Data about app and page elements
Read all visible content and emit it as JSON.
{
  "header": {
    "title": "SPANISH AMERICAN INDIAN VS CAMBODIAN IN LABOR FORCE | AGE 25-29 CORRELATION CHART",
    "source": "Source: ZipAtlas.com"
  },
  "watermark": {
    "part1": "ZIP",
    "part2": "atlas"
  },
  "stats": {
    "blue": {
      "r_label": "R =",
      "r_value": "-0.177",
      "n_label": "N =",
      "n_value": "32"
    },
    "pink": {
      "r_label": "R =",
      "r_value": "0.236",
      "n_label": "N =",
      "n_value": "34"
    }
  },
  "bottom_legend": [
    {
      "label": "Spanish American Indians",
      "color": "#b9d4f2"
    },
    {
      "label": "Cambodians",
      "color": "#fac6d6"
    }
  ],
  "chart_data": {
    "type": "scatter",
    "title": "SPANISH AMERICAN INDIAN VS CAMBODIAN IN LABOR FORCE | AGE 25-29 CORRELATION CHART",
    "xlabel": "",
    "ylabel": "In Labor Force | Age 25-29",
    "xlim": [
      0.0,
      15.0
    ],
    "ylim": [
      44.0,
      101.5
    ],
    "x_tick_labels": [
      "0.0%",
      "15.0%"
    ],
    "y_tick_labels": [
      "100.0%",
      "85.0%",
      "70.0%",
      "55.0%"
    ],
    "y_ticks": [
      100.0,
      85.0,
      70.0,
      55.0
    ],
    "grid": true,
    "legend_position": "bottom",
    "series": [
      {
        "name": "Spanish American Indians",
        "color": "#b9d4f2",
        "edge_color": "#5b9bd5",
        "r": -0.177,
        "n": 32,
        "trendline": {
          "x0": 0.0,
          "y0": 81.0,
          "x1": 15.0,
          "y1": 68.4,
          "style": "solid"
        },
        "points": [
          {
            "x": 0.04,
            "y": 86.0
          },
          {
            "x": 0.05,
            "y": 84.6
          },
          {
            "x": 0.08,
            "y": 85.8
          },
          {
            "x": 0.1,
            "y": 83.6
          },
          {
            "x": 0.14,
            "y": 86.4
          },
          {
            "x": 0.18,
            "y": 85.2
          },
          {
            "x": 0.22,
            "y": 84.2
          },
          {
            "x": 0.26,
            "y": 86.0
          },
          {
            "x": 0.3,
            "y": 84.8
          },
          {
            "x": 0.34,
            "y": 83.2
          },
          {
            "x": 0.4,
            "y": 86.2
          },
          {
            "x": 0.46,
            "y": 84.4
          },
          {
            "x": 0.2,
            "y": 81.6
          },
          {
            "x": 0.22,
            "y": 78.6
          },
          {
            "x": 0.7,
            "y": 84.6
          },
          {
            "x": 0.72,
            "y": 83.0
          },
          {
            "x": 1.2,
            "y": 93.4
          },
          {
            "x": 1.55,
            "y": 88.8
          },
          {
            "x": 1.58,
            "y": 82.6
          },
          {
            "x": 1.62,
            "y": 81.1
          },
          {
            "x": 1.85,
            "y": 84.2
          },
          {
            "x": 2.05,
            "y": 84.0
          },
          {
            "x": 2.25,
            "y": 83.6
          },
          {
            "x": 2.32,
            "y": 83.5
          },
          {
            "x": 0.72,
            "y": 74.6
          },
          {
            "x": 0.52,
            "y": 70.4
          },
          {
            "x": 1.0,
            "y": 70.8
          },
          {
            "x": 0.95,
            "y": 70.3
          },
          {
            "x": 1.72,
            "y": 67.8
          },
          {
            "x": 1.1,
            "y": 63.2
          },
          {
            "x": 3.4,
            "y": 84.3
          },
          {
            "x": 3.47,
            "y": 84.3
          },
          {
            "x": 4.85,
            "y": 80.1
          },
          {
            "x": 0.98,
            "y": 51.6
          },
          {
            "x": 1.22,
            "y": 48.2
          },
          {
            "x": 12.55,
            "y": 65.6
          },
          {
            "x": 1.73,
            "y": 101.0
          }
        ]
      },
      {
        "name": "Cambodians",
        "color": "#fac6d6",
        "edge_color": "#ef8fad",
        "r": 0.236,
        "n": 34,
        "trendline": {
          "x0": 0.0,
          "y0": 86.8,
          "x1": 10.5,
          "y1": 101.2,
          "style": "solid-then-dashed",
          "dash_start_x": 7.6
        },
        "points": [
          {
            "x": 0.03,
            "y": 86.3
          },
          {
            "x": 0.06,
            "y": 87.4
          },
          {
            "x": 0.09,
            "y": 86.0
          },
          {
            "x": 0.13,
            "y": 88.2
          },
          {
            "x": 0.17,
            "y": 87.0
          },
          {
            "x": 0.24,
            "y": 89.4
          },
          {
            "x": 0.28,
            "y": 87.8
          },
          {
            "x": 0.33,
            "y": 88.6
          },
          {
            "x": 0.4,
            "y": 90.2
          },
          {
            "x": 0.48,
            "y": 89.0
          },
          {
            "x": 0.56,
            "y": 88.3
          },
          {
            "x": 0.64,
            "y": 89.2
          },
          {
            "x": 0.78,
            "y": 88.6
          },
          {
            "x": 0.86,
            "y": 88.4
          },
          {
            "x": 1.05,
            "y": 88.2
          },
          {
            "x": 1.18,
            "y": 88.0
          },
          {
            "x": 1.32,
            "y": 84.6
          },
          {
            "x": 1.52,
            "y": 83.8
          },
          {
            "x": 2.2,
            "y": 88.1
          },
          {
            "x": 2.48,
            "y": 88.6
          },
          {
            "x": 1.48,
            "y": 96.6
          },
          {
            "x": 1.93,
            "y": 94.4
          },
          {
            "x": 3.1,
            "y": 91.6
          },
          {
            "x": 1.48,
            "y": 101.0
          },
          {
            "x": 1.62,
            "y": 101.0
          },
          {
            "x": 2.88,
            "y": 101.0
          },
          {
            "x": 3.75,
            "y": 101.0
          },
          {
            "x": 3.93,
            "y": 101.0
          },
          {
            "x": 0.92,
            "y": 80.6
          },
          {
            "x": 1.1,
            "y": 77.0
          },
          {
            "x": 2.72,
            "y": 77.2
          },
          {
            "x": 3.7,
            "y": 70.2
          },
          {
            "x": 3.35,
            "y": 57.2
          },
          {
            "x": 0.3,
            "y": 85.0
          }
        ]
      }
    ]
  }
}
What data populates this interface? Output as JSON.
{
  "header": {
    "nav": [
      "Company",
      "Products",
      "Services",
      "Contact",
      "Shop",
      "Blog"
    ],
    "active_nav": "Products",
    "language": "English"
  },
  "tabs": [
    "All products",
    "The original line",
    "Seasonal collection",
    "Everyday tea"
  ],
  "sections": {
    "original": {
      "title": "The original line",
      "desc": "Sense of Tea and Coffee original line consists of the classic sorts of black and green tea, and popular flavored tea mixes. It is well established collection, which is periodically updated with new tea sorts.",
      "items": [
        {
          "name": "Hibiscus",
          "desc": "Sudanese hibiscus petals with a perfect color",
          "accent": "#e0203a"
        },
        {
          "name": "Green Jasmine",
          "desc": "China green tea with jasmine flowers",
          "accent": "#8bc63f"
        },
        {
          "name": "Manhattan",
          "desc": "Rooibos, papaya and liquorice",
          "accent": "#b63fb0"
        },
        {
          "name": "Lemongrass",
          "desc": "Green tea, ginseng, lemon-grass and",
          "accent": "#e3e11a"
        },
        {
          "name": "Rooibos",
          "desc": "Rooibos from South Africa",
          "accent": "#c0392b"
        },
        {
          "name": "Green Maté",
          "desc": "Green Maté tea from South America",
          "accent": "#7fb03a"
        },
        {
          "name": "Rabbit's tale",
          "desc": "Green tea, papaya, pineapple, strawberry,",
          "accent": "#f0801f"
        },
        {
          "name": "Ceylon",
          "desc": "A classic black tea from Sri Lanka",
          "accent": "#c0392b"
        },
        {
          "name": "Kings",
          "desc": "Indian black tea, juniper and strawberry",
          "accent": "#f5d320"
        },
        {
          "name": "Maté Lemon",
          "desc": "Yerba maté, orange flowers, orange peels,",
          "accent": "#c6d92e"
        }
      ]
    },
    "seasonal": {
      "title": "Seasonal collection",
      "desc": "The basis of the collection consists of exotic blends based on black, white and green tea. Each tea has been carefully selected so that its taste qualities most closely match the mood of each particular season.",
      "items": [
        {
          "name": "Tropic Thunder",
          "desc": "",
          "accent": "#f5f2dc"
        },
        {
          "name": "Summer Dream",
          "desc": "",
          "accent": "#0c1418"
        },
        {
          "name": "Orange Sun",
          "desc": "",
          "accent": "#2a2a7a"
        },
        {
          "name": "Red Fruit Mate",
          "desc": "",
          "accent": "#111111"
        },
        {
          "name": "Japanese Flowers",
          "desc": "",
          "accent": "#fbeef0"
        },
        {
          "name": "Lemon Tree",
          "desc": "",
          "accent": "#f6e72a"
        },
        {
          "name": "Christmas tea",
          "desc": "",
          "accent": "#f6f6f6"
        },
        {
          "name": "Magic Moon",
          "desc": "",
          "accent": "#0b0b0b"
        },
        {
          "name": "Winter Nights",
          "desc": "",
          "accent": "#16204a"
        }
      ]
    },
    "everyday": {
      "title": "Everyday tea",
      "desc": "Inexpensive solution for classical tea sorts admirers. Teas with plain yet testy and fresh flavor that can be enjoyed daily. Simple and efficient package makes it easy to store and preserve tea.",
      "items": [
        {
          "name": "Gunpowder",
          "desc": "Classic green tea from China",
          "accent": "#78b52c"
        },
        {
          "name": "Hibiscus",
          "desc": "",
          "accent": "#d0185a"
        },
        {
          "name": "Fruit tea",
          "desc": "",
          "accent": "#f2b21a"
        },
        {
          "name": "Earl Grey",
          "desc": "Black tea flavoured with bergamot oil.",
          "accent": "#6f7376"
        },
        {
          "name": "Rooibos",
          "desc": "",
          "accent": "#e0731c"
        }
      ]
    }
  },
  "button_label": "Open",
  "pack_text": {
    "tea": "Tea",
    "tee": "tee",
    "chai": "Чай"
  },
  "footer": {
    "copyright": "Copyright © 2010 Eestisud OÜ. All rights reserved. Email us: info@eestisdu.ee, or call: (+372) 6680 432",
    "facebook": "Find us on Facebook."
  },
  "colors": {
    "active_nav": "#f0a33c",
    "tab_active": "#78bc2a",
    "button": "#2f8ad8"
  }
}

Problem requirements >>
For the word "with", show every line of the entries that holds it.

Reply to the task >>
      "desc": "Sense of Tea and Coffee original line consists of the classic sorts of black and green tea, and popular flavored tea mixes. It is well established collection, which is periodically updated with new tea sorts.",
          "desc": "Sudanese hibiscus petals with a perfect color",
          "desc": "China green tea with jasmine flowers",
      "desc": "Inexpensive solution for classical tea sorts admirers. Teas with plain yet testy and fresh flavor that can be enjoyed daily. Simple and efficient package makes it easy to store and preserve tea.",
          "desc": "Black tea flavoured with bergamot oil.",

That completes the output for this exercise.